“Goodwill is a 100% deduction at a bank,” Morris said. “If you buy a company for a billion dollars, your tangible common equity is reduced by a billion dollars. If that company only earns $15 million, then that’s a really dumb decision. If that billion-dollar company is earning you $200 million that would be great, but most of these companies don’t have that type of earnings.”
In April, the digital payments company Bill.com, the cryptocurrency platform Liquid and the renters insurance company Lemonade each entered into what the tech industry calls the "unicorn" $1 billion valuation space, according to CB Insights. Monzo, which became a unicorn in October 2018, launches in the U.S. this week.
Fintechs are often faced with the decision to find a buyer when they cannot raise enough money to expand further — which was the case when CUNA Mutual Group bought the digital-lending startup Mirador, one of Morris' portfolio companies.

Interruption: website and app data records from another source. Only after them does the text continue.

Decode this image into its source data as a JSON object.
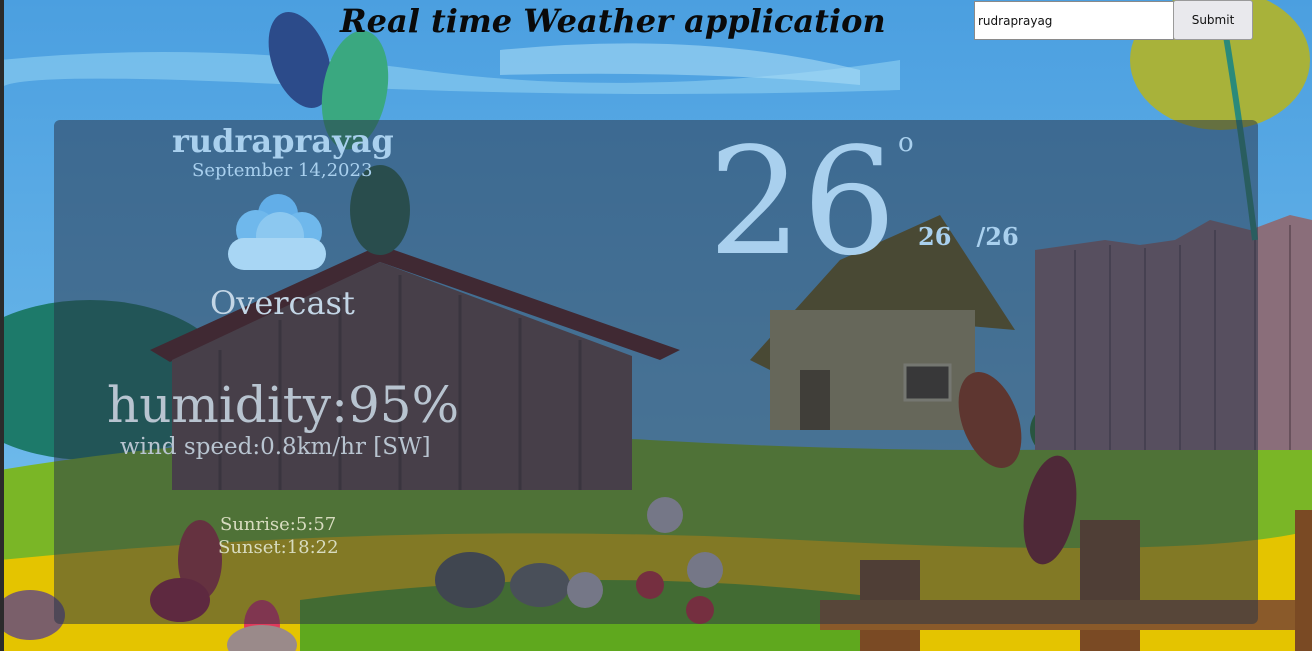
{
  "header": {
    "title": "Real time Weather application",
    "search_value": "rudraprayag",
    "submit_label": "Submit"
  },
  "weather": {
    "city": "rudraprayag",
    "date": "September 14,2023",
    "condition": "Overcast",
    "condition_icon": "cloud-icon",
    "temperature": "26",
    "degree_symbol": "o",
    "temp_min": "26",
    "temp_max": "/26",
    "humidity": "humidity:95%",
    "wind": "wind speed:0.8km/hr [SW]",
    "sunrise": "Sunrise:5:57",
    "sunset": "Sunset:18:22"
  },
  "colors": {
    "sky": "#5aa9e0",
    "card_overlay": "rgba(40,52,70,0.52)",
    "accent_text": "#a9d0ee"
  }
}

Even if banks sit out fintech M&A for awhile until valuations come down, potential sellers can still look to be bought up by larger banking vendors, Morris said. This year, Fiserv agreed to buy First Data, FIS announced a deal for Worldpay and Global Payments said it was acquiring TSYS.
For banks, the ideal purchase would resemble JPMorgan Chase's acquisition of the payments processor InstaMed for $500 million, Morris said.
"That's a specific vertical and key area," he said. “It’s a small percentage of their market cap and they can run a lot more transactions than the smaller company can."